Microsoft have finally released Windows 10 and are rolling out preparatory automatic installs on Windows 7 and Windows 8 machines. Microsoft announced that Windows 10 will be free for life for specific Windows 7 and 8 users and Windows 10 Beta Testers as long as they upgrade within a year of the release (until 29 July 2016). The minimum system requirements for this are 1GHz processor, 1GB of RAM with 20GB of free space needed. The Windows 10 download is between 4 and 5GB.
Features of Windows 10 include:
- Cortana- ‘your own personal assistant to help you get things done’
- Gaming- ‘better PC gaming than ever before’
- Apps- ‘great built-in apps and access to a huge catalogue of apps on the Windows Store’
- Microsoft Edge- ‘a better web experience for sharing, reading, discovery and getting things done online’
- Cloud storage- ‘access to your files and photos on the cloud from any device’
- Multi-doing- ‘the best experience for doing what you do’
- Windows Hello- ‘a truly personal and secure experience where your device recognises you’
- Familiar and better than ever- ‘the Windows you already know plus great improvements’
One negligible negative feature from some early converters to Windows 10 is that adverts have appeared in the Windows 10 edition of Solitaire. Users of the card game have complained that they have been experiencing adverts including video clips unless they pay for an upgrade to not view them.
However, at Signal Networks, our main concern is with the latest ‘recommended’ Windows 7 and Windows 8 update (KB3035583). This optional update ‘enables additional capabilities for Windows 10 update notifications when new updates are available to the user’ and automatically installs a very large upgrade preparatory package called ‘Get Windows 10 app’ during the update.
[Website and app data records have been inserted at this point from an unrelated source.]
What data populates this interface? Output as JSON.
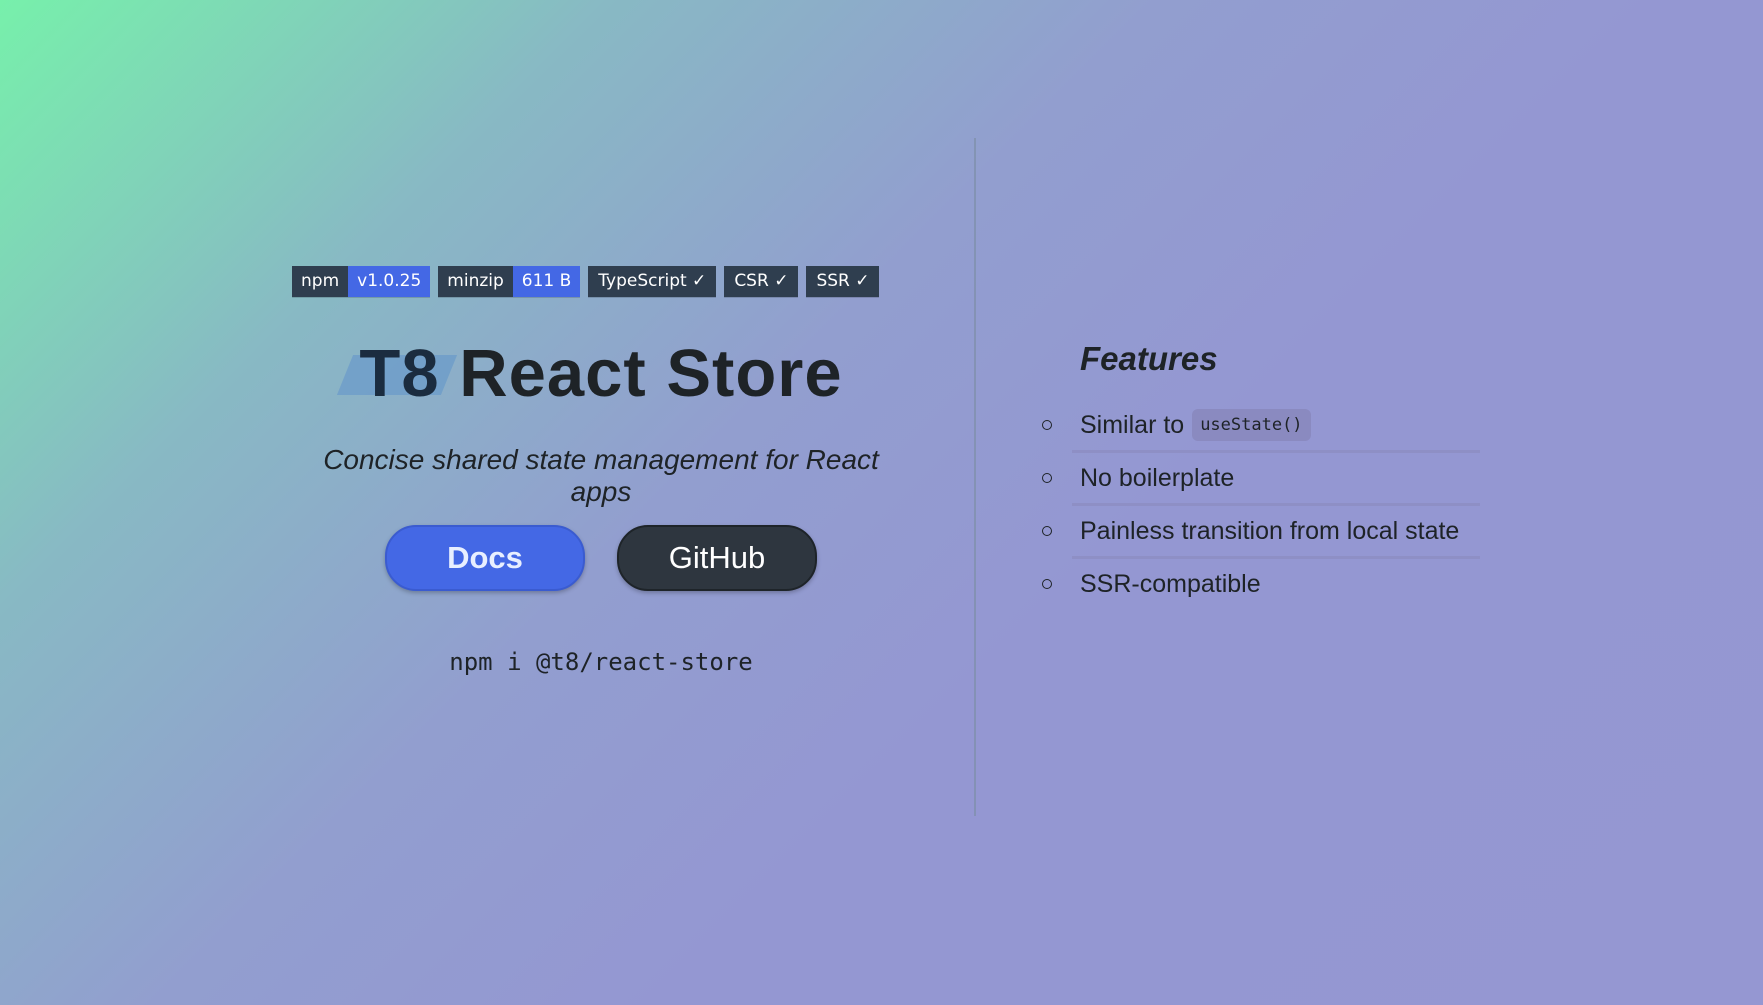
{
  "badges": [
    {
      "key": "npm",
      "value": "v1.0.25"
    },
    {
      "key": "minzip",
      "value": "611 B"
    },
    {
      "key": "TypeScript ✓"
    },
    {
      "key": "CSR ✓"
    },
    {
      "key": "SSR ✓"
    }
  ],
  "title": {
    "logo": "T8",
    "text": "React Store"
  },
  "subtitle": "Concise shared state management for React apps",
  "buttons": {
    "docs": "Docs",
    "github": "GitHub"
  },
  "install_command": "npm i @t8/react-store",
  "features": {
    "heading": "Features",
    "items": [
      {
        "text": "Similar to",
        "code": "useState()"
      },
      {
        "text": "No boilerplate"
      },
      {
        "text": "Painless transition from local state"
      },
      {
        "text": "SSR-compatible"
      }
    ]
  },
  "colors": {
    "accent": "#4468e5",
    "dark": "#2e363f",
    "badge_bg": "#2f3e4f",
    "text": "#1e2327"
  }
}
To explain it simply, this update is ‘actually a downloader for Windows 10’ which will notify the user when they can upgrade to Windows 10.
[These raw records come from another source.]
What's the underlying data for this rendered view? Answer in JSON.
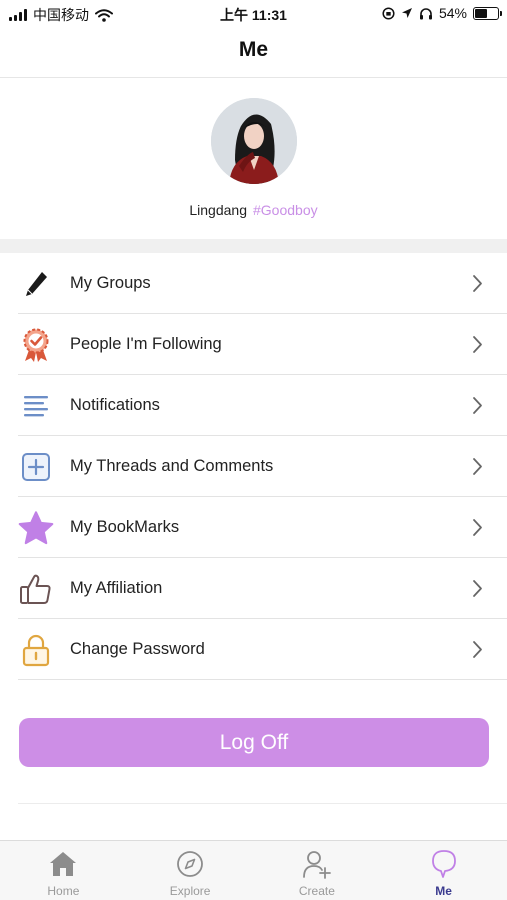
{
  "status_bar": {
    "carrier": "中国移动",
    "time": "上午 11:31",
    "battery": "54%",
    "battery_level": 0.54
  },
  "header": {
    "title": "Me"
  },
  "profile": {
    "name": "Lingdang",
    "tag": "#Goodboy"
  },
  "menu": {
    "items": [
      {
        "label": "My Groups",
        "icon": "pencil-icon"
      },
      {
        "label": "People I'm Following",
        "icon": "ribbon-badge-icon"
      },
      {
        "label": "Notifications",
        "icon": "lines-icon"
      },
      {
        "label": "My Threads and Comments",
        "icon": "plus-square-icon"
      },
      {
        "label": "My BookMarks",
        "icon": "star-icon"
      },
      {
        "label": "My Affiliation",
        "icon": "thumbs-up-icon"
      },
      {
        "label": "Change Password",
        "icon": "lock-icon"
      }
    ]
  },
  "logoff": {
    "label": "Log Off",
    "color": "#cd8ee6"
  },
  "tabs": [
    {
      "label": "Home",
      "icon": "home-icon"
    },
    {
      "label": "Explore",
      "icon": "compass-icon"
    },
    {
      "label": "Create",
      "icon": "add-user-icon"
    },
    {
      "label": "Me",
      "icon": "chat-bubble-icon",
      "active": true
    }
  ],
  "colors": {
    "accent": "#cd8ee6",
    "tab_active": "#3b3b8f",
    "tab_inactive": "#9a9a9a"
  }
}
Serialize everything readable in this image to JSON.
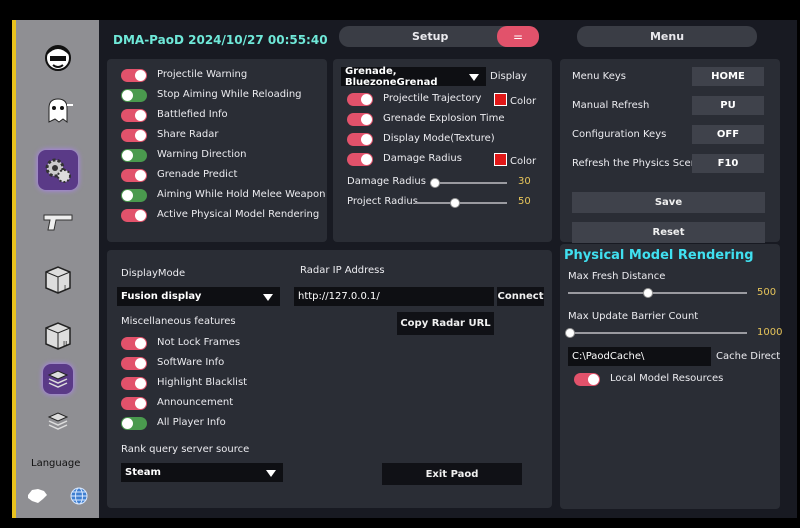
{
  "sidebar": {
    "language_label": "Language",
    "icons": [
      "avatar-icon",
      "ghost-icon",
      "gears-icon",
      "pistol-icon",
      "box-1-icon",
      "box-2-icon",
      "layers-1-icon",
      "layers-2-icon"
    ]
  },
  "header": {
    "title": "DMA-PaoD 2024/10/27 00:55:40",
    "setup_tab": "Setup",
    "menu_toggle": "=",
    "menu_tab": "Menu"
  },
  "warnings": [
    {
      "label": "Projectile Warning",
      "on": true
    },
    {
      "label": "Stop Aiming While Reloading",
      "on": false
    },
    {
      "label": "Battlefied Info",
      "on": true
    },
    {
      "label": "Share Radar",
      "on": true
    },
    {
      "label": "Warning Direction",
      "on": false
    },
    {
      "label": "Grenade Predict",
      "on": true
    },
    {
      "label": "Aiming While Hold Melee Weapon",
      "on": false
    },
    {
      "label": "Active Physical Model Rendering",
      "on": true
    }
  ],
  "grenade": {
    "select_value": "Grenade, BluezoneGrenad",
    "display_label": "Display",
    "options": [
      {
        "label": "Projectile Trajectory",
        "on": true,
        "color_label": "Color"
      },
      {
        "label": "Grenade Explosion Time",
        "on": true
      },
      {
        "label": "Display Mode(Texture)",
        "on": true
      },
      {
        "label": "Damage Radius",
        "on": true,
        "color_label": "Color"
      }
    ],
    "sliders": [
      {
        "label": "Damage Radius",
        "value": "30"
      },
      {
        "label": "Project Radius",
        "value": "50"
      }
    ]
  },
  "menu_keys": [
    {
      "label": "Menu Keys",
      "key": "HOME"
    },
    {
      "label": "Manual Refresh",
      "key": "PU"
    },
    {
      "label": "Configuration Keys",
      "key": "OFF"
    },
    {
      "label": "Refresh the Physics Scene",
      "key": "F10"
    }
  ],
  "config": {
    "save": "Save",
    "reset": "Reset"
  },
  "physical": {
    "title": "Physical Model Rendering",
    "max_fresh_label": "Max Fresh Distance",
    "max_fresh_value": "500",
    "max_barrier_label": "Max Update Barrier Count",
    "max_barrier_value": "1000",
    "cache_path": "C:\\PaodCache\\",
    "cache_label": "Cache Directo",
    "local_label": "Local Model Resources",
    "local_on": true
  },
  "bottom": {
    "display_mode_label": "DisplayMode",
    "display_mode_value": "Fusion display",
    "radar_label": "Radar IP Address",
    "radar_value": "http://127.0.0.1/",
    "connect": "Connect",
    "copy_url": "Copy Radar URL",
    "misc_label": "Miscellaneous features",
    "misc": [
      {
        "label": "Not Lock Frames",
        "on": true
      },
      {
        "label": "SoftWare Info",
        "on": true
      },
      {
        "label": "Highlight Blacklist",
        "on": true
      },
      {
        "label": "Announcement",
        "on": true
      },
      {
        "label": "All Player Info",
        "on": false
      }
    ],
    "rank_label": "Rank query server source",
    "rank_value": "Steam",
    "exit": "Exit Paod"
  },
  "colors": {
    "accent": "#e2526b",
    "off": "#4a9a4e",
    "value": "#e6c45a",
    "title": "#40e0f0",
    "sidebar": "#8f8f93"
  }
}
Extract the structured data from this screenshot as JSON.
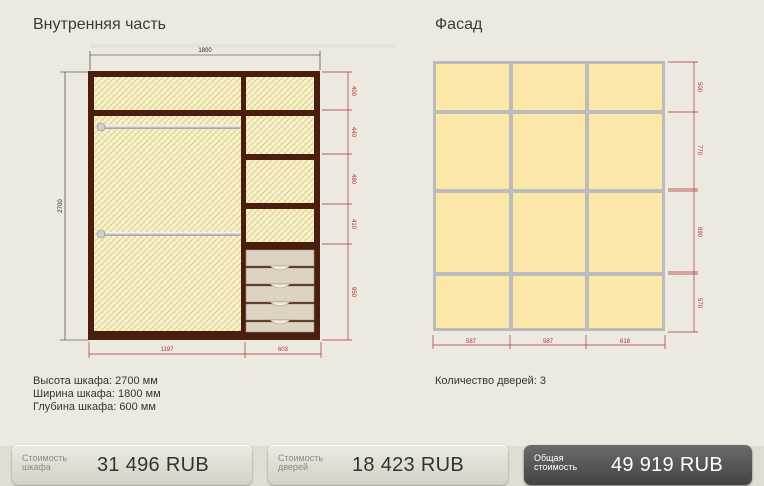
{
  "interior": {
    "title": "Внутренняя часть"
  },
  "facade": {
    "title": "Фасад"
  },
  "dimensions": {
    "interior_width": "1800",
    "interior_height": "2700",
    "bottom_left": "1197",
    "bottom_right": "603",
    "right_segments": [
      "400",
      "440",
      "480",
      "410",
      "950"
    ],
    "facade_right": [
      "500",
      "770",
      "890",
      "570"
    ],
    "facade_bottom": [
      "587",
      "587",
      "618"
    ]
  },
  "specs": {
    "height": "Высота шкафа: 2700 мм",
    "width": "Ширина шкафа: 1800 мм",
    "depth": "Глубина шкафа: 600 мм"
  },
  "doors_count": "Количество дверей: 3",
  "costs": {
    "cabinet": {
      "label1": "Стоимость",
      "label2": "шкафа",
      "value": "31 496  RUB"
    },
    "doors": {
      "label1": "Стоимость",
      "label2": "дверей",
      "value": "18 423  RUB"
    },
    "total": {
      "label1": "Общая",
      "label2": "стоимость",
      "value": "49 919  RUB"
    }
  },
  "colors": {
    "frame": "#4a1e0f",
    "panel": "#fbe8a8",
    "facade_frame": "#bdbcbc",
    "dim_line": "#b03030"
  }
}
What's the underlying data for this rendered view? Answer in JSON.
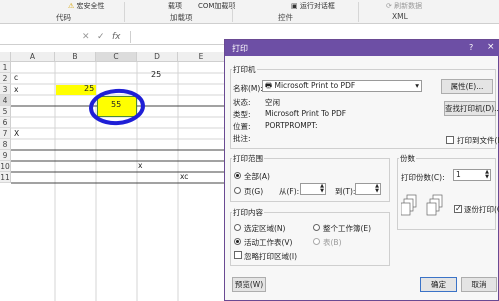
{
  "ribbon": {
    "security_label": "宏安全性",
    "view_code_label": "查看代码",
    "run_dialog_label": "运行对话框",
    "refresh_data_label": "刷新数据",
    "group_code": "代码",
    "group_addins": "加载项",
    "group_controls": "控件",
    "group_xml": "XML",
    "addins_label": "载项",
    "com_addins_label": "COM加载项"
  },
  "formula_bar": {
    "cancel_symbol": "✕",
    "confirm_symbol": "✓",
    "fx_symbol": "fx"
  },
  "sheet": {
    "columns": [
      "A",
      "B",
      "C",
      "D",
      "E"
    ],
    "rows": [
      "1",
      "2",
      "3",
      "4",
      "5",
      "6",
      "7",
      "8",
      "9",
      "10",
      "11"
    ],
    "cells": {
      "A2": "c",
      "E2": "25",
      "A3": "x",
      "B3": "25",
      "C4": "55",
      "A7": "X",
      "D10": "x",
      "E11": "xc"
    },
    "highlight_color": "#ffff00",
    "circle_color": "#1f1fd6"
  },
  "dialog": {
    "title": "打印",
    "help": "?",
    "close": "×",
    "printer_legend": "打印机",
    "name_label": "名称(M):",
    "printer_name": "Microsoft Print to PDF",
    "properties_button": "属性(E)...",
    "status_label": "状态:",
    "status_value": "空闲",
    "type_label": "类型:",
    "type_value": "Microsoft Print To PDF",
    "where_label": "位置:",
    "where_value": "PORTPROMPT:",
    "comment_label": "批注:",
    "find_printer_button": "查找打印机(D)...",
    "print_to_file_label": "打印到文件(L)",
    "range_legend": "打印范围",
    "all_label": "全部(A)",
    "pages_label": "页(G)",
    "from_label": "从(F):",
    "to_label": "到(T):",
    "copies_legend": "份数",
    "copies_label": "打印份数(C):",
    "copies_value": "1",
    "collate_label": "逐份打印(O)",
    "what_legend": "打印内容",
    "selection_label": "选定区域(N)",
    "workbook_label": "整个工作簿(E)",
    "active_sheet_label": "活动工作表(V)",
    "table_label": "表(B)",
    "ignore_area_label": "忽略打印区域(I)",
    "preview_button": "预览(W)",
    "ok_button": "确定",
    "cancel_button": "取消",
    "title_bar_color": "#6d4fa5"
  }
}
Through this update it will create a new directory in C:\Windows\System32\GWX and install some executables and files that serve as a notification tool enabling the PC to ‘display banners and other ads for Windows 10 as the launch date approaches’. Whilst this is happening, the GWXUXWorker.exe file acts as the Windows 10 downloader.
At Signal Networks, we feel this update is an unwanted advertising intrusion that’s not necessarily required for users to continue as usual with Windows 7 or Windows 8 and have instantly disabled the install on most of our machines.
For those that don’t have any desire to install this ‘upgrade preparatory package’ they can halt the upgrade by disabling the ‘Get Windows 10’ icon and notification window, and uninstalling the KB3035583 update. However, they’ll also want to ensure that the application is not automatically being pushed out by their patch management and service pack systems.